- Iraqi Premier League
- "The FIFA/Coca-Cola World Ranking". FIFA. 4 April 2019. Retrieved 4 April 2019.
- Elo rankings change compared to one year ago. "World Football Elo Ratings". eloratings.net. 27 March 2019. Retrieved 27 March 2019.
- "Trophy Cabinet". Iraqi-Football.com.
- "AFC Asian Cup 2007". Iraqi-Football.com.
- "West Asian Games 2005". Iraqi-Football.com.
- "1986 World Cup". Iraqi-Football.com.
- "FIFA Confederations Cup 2009". Iraqi-Football.com.
- Mubarak, Hassanin (21 March 2013). "Iraqi Football History". IraqSport.
- "History". Iraqi-Football.com.

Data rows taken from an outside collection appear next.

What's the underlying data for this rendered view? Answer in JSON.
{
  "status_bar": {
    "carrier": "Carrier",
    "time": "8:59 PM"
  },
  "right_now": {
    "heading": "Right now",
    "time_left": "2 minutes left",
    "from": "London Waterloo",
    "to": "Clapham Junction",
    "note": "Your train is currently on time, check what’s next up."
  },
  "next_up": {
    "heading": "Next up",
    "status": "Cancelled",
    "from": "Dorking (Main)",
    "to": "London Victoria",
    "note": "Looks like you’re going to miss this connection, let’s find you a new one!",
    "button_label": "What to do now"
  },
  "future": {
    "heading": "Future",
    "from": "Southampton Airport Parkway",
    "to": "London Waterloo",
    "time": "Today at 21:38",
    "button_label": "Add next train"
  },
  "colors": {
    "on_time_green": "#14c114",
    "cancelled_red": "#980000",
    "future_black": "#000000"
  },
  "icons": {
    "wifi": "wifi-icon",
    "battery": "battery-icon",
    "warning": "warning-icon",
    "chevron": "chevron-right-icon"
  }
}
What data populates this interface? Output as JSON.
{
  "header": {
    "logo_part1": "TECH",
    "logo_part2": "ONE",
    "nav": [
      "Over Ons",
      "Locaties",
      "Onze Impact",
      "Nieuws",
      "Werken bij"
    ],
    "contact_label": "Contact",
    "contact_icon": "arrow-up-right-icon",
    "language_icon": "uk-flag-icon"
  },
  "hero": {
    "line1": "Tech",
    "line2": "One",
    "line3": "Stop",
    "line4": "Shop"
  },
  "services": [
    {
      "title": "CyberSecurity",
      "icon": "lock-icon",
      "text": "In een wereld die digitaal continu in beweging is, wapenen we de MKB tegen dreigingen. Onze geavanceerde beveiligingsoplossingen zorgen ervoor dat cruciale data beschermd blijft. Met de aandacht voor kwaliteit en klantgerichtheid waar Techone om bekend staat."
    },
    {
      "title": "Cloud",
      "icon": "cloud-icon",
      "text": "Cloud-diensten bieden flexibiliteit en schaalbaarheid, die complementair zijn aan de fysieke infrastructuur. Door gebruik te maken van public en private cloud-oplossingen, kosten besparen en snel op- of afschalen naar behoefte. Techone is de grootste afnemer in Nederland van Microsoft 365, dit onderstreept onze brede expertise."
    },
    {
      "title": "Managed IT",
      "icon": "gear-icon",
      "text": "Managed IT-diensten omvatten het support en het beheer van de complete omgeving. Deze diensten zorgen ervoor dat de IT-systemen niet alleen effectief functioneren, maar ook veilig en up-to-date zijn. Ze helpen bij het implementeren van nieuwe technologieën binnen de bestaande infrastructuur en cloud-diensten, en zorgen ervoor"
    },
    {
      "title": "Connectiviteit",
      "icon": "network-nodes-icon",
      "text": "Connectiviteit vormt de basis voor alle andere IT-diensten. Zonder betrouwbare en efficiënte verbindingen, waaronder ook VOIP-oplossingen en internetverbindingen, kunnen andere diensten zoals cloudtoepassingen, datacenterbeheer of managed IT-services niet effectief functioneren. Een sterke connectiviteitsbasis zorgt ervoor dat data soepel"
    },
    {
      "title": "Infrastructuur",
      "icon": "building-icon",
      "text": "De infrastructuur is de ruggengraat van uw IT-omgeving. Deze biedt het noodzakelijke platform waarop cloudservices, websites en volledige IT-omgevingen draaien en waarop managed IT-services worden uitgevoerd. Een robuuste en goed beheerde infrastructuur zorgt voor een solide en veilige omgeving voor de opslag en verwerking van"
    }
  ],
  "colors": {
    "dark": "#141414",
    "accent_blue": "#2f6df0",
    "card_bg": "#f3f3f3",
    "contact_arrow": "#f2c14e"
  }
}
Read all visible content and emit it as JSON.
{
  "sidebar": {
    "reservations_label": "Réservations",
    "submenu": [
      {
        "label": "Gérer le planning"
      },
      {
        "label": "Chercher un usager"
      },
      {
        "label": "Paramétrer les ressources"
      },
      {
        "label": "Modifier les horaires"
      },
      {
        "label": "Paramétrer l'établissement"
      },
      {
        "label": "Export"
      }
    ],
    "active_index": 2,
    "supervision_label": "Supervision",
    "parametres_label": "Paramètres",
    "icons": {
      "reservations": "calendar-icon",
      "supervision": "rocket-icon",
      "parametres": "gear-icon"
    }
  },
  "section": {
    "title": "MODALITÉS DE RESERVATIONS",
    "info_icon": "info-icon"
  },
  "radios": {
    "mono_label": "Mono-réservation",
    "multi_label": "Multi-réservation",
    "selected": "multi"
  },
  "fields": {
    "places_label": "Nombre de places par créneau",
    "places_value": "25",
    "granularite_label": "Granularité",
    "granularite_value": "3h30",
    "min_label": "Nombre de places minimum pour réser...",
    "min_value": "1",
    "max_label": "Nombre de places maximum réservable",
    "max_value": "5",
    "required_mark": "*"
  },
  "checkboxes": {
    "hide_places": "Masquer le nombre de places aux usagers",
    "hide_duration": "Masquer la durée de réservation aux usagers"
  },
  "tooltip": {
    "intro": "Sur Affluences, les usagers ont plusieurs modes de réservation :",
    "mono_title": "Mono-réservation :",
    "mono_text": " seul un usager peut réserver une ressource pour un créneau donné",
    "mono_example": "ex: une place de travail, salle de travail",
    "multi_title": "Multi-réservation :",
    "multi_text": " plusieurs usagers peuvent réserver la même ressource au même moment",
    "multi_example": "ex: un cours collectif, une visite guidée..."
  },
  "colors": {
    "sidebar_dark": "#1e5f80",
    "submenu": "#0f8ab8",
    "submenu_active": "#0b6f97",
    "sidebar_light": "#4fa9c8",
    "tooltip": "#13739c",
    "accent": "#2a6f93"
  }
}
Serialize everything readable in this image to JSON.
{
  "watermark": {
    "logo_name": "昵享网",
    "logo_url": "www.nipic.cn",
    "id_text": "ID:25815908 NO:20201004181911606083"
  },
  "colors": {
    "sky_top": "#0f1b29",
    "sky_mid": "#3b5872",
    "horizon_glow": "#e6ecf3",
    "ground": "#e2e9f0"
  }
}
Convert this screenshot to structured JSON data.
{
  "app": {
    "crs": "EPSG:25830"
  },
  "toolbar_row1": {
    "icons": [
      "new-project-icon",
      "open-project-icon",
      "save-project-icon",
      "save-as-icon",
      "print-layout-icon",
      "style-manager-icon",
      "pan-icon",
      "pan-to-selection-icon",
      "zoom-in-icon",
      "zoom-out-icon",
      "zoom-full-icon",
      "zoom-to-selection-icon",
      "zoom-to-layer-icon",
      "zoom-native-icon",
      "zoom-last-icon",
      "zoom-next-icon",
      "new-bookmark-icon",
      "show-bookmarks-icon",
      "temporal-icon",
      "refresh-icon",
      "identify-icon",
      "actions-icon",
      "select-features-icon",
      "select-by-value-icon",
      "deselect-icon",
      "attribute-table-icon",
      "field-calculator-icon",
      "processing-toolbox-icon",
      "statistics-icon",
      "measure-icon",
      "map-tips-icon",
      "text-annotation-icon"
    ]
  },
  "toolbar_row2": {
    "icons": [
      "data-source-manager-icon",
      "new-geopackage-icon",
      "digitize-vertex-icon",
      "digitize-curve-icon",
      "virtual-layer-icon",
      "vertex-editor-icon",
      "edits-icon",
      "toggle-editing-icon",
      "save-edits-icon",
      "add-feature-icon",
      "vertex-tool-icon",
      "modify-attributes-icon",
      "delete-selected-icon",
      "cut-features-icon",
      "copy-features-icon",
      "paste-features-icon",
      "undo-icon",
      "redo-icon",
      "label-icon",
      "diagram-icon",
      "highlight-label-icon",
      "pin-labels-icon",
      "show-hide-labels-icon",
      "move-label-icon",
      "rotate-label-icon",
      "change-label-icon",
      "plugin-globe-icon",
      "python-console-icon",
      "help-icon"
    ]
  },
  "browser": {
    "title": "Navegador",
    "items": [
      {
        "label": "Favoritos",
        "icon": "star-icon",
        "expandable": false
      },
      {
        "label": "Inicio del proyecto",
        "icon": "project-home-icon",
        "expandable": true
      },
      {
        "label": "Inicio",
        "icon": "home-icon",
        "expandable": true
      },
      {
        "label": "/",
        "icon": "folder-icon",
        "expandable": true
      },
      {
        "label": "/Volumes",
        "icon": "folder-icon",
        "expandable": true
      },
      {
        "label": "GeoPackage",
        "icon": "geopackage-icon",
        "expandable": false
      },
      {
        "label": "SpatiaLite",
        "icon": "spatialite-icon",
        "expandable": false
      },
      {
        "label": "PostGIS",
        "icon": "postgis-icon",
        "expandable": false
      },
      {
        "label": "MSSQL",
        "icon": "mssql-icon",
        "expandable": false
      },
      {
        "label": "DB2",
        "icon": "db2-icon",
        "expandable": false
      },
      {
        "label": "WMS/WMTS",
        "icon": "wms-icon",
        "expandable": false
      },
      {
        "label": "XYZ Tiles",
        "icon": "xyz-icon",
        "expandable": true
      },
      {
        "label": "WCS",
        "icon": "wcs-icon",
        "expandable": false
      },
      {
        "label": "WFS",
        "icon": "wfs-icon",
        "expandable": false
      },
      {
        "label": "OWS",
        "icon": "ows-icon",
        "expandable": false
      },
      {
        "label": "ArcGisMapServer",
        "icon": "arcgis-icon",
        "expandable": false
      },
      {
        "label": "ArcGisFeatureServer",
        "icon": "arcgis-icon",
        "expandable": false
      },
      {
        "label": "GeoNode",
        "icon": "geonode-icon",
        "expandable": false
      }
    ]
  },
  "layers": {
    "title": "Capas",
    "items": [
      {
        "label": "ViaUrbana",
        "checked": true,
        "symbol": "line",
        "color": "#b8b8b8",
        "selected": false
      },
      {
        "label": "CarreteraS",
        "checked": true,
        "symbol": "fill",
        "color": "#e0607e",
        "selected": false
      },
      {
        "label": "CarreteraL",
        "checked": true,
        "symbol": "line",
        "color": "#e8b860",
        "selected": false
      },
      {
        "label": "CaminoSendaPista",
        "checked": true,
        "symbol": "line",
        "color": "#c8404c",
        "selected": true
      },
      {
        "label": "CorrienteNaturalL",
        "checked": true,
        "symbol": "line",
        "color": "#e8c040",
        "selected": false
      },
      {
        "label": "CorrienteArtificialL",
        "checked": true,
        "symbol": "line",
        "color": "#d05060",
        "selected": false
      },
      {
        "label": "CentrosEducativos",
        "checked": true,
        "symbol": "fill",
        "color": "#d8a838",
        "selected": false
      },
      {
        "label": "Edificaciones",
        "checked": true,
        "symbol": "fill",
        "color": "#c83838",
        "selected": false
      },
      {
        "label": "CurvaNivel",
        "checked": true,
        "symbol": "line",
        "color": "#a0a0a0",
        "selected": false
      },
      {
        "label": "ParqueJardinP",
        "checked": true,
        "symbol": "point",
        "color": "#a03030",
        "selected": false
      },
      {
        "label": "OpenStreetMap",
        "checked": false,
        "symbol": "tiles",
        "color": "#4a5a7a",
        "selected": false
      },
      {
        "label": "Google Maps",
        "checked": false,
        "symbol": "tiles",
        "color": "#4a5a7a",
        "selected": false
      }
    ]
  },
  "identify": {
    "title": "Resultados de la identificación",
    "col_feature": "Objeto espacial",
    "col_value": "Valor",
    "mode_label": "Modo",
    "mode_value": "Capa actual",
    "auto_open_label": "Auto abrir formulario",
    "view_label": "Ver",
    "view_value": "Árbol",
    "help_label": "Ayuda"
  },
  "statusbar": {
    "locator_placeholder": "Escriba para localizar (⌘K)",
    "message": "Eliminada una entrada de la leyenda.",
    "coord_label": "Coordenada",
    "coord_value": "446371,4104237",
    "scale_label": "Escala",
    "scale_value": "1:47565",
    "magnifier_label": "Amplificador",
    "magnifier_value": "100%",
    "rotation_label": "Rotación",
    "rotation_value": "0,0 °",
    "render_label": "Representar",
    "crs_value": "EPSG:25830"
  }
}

- "28 October 1993 - The Agony Of Doha". This Day in Football History. 28 October 2015.
- "1999 Results". NIIIIS (in Arabic).
- "Footballers who paid the penalty for failure". The Guardian. 19 April 2003.
- "Saddam's son tortured defeated footballers - Telegraph". 30 November 2017. Archived from the original on 30 November 2017.
- "Iraq National Team's Greatest 10 Moments of the 21st Century". Iraqi-Football.com.
- "Player Records". Iraqi-Football.com.
- Mubarak, Hassanin (9 May 2013). "The game that shook a nation: 2007 Gulf Cup". Iraq Sport.
- "Olympics 2004". Iraqi-Football.com.
- "Iraq in historic Asian Cup win". Al-Jazeera. 29 July 2007.
- "Il calcio riporta la festa in Iraq Al Maliki: "È il trionfo dell'impossibile"". repubblica.it (in Italian). 29 July 2007.
- "Iraqi Football Association suspended". FIFA.com. 20 November 2009.
- "FIFA lifts suspension on Iraq". FourFourTwo. 19 March 2010.
- "Brazil legend Zico in line to take over as manager of Iraq". Mail Online. 12 August 2011.
- "Australia, Japan to go head-to-head following Asian draw". FIFA.com. 12 April 2016.
- "Iraq Football Association gives Radhi Shenaishil the sack" (PDF). Iraqi-Football.com.
- "Basim Qasim to lead Iraq for remaining World Cup Qualifiers" (PDF). Iraqi-Football.com.
- "Katanec excited to lead Iraq". the-afc.com. Retrieved 7 September 2018.
- AFC green-light to Arbil as venue Archived 19 July 2009 at the Wayback Machine
- "FIFA officially lifts ban on Iraqi stadiums for international friendlies" (PDF). Iraqi-Football.com.
- "FIFA Lifts Iraq's Stadium Ban on International Friendly Matches". Soccer Iraq. 9 May 2017.
- "History is made as Iraq beat Jordan in the first game at Basra Sports City" (PDF). Iraqi-Football.com.
- "JAKO Blog – JAKO-Team im Irak". Jako.de. Retrieved 28 January 2015.
- FIFA.com. "The FIFA/Coca-Cola World Ranking - Associations - Iraq - Men's". FIFA.com. Retrieved 4 December 2018.
- Ali Khaled. "Storied Gulf Cup rivalry between Iraq and Kuwait survives war".
- Duerden, John. "Asia awaits neighbourly rivalry". ESPN. Retrieved 22 November 2014.
- Montague, James (13 January 2011). "Pitch Warfare: Iran face Iraq in soccer grudge match". CNN. Retrieved 21 November 2014.
- "Iran-Iraq classic rivalry". Iran Daily (4924). 5 November 2014. p. 11.
- "Asian Cup: Iran claims Iraq's Alaa Abdul-Zahra tested positive, lodges complaint about quarter-final result". 25 January 2015.
- "IRAQ SECURE MUCH-NEEDED WIN OVER RIVALS IRAN IN FRIENDLY" (PDF). Iraqi-Football.com. 18 March 2017.
- "Iraq National Team's Greatest 10 Moments of the 21st Century". Iraqi-Football.com. 15 August 2016. Archived from the original on 15 August 2016.CS1 maint: BOT: original-url status unknown (link)
- "Results and Fixtures". Iraqi-Football.com.
- RSSSF (Hassanin Mubarak) (19 May 2016). "Iraq – Record International Players". rsssf.com. Retrieved 25 July 2016.
Media related to Iraq national football team at Wikimedia Commons
- Iraq national football team website
- RSSSF – Iraq men's national football team international games
- National and International IraqI Information of Soccer (NIIIIS)
- Official Iraq national football team on FIFA.com
- Iraq Abroad-Based Players Official Website (in Arabic)
- Hassanin Mubarak's blog on Iraqi football